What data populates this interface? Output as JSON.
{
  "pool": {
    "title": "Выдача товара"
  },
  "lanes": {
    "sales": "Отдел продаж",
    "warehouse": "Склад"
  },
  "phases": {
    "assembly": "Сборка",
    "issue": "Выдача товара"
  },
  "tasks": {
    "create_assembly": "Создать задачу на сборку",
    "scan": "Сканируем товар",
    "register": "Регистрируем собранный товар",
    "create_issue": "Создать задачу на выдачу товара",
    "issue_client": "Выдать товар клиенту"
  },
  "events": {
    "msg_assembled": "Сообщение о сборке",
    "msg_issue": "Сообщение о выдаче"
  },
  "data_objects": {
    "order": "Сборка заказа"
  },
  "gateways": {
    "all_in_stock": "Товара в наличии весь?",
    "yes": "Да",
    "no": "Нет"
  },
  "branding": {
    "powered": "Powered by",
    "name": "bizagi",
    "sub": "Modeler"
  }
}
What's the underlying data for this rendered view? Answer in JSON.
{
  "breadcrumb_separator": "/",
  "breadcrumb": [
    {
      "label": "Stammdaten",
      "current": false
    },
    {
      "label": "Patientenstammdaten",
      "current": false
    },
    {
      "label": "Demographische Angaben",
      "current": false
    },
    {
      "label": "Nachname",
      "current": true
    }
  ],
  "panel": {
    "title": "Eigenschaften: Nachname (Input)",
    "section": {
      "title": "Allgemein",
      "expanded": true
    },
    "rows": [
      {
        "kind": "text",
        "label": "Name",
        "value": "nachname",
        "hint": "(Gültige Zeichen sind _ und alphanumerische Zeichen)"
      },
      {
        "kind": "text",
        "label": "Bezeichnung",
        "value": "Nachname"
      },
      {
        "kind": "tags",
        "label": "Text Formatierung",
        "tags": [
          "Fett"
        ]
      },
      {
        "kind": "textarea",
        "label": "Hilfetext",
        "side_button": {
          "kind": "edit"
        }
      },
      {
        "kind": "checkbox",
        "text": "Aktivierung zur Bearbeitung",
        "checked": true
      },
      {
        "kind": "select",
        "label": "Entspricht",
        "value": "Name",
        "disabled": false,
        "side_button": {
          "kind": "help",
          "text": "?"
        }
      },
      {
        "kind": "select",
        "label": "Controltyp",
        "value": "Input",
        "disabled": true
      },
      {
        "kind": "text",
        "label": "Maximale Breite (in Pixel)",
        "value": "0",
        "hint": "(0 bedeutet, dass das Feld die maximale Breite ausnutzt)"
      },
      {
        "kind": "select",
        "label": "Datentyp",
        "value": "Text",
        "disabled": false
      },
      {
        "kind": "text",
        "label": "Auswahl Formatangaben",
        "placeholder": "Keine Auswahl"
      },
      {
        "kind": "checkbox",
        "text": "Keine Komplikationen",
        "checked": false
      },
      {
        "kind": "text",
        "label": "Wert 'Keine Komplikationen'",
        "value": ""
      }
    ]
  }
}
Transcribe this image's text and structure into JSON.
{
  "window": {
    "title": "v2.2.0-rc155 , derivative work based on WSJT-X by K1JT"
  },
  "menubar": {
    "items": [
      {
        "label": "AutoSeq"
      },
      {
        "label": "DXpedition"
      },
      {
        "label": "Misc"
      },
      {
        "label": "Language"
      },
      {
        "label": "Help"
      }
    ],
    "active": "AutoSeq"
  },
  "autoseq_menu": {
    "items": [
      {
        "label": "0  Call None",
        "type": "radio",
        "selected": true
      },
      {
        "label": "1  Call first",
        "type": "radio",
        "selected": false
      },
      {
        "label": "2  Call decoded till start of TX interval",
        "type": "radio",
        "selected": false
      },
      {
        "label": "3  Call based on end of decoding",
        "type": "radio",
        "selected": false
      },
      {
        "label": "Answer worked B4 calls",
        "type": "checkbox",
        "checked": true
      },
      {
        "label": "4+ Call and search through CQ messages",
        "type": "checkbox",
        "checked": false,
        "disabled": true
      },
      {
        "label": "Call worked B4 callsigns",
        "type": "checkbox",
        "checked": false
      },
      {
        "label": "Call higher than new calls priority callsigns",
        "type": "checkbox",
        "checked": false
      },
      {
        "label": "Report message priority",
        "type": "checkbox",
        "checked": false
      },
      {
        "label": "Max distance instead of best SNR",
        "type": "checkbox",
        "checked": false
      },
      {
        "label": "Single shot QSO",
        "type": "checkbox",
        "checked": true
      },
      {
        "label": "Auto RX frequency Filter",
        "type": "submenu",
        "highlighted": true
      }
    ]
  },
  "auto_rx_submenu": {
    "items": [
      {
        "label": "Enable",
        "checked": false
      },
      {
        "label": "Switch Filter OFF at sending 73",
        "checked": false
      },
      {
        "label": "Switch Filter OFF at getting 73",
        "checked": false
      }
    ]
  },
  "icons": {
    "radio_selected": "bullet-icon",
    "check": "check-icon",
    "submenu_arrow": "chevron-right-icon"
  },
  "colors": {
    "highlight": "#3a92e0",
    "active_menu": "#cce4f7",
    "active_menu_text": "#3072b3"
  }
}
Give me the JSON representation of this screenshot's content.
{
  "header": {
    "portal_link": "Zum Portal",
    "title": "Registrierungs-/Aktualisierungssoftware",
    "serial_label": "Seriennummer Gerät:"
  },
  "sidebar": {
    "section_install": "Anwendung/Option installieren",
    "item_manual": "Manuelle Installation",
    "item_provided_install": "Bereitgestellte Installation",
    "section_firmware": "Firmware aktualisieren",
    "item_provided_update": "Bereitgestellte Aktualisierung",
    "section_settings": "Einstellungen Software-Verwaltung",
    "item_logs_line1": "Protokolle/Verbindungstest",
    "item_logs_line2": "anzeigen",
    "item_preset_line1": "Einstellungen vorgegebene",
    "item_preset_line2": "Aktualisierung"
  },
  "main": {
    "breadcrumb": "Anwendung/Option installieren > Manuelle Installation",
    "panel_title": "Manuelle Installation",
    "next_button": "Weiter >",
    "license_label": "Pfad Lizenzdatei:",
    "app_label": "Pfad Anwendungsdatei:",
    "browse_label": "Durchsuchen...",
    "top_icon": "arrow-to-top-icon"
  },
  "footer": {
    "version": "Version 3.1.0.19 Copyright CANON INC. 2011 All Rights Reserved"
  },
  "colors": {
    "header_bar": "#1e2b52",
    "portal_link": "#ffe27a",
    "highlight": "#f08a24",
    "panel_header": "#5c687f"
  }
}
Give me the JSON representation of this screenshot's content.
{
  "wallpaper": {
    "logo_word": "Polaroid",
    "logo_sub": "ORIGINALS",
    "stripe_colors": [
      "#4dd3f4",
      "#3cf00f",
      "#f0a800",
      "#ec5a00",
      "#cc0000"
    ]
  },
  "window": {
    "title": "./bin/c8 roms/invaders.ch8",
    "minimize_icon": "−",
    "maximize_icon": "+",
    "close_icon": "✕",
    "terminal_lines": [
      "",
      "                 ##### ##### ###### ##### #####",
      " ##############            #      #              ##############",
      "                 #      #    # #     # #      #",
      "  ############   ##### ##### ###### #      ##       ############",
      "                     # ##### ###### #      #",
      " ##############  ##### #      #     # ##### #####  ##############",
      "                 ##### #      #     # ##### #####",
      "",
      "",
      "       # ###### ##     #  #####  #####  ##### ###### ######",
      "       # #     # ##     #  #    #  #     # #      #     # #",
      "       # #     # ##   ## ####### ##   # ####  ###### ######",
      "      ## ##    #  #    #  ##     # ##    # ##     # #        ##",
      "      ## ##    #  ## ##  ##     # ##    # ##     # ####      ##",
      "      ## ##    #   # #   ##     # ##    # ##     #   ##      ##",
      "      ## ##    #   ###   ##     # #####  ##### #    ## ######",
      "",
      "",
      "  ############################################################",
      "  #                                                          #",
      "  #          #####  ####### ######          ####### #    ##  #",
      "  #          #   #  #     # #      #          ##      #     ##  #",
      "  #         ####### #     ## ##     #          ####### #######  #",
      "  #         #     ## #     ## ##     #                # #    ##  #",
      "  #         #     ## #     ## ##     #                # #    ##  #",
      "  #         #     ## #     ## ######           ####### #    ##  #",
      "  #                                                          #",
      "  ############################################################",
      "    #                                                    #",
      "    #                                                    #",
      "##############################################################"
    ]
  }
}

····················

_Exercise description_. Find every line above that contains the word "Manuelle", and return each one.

_Exercise response_.
    "item_manual": "Manuelle Installation",
    "breadcrumb": "Anwendung/Option installieren > Manuelle Installation",
    "panel_title": "Manuelle Installation",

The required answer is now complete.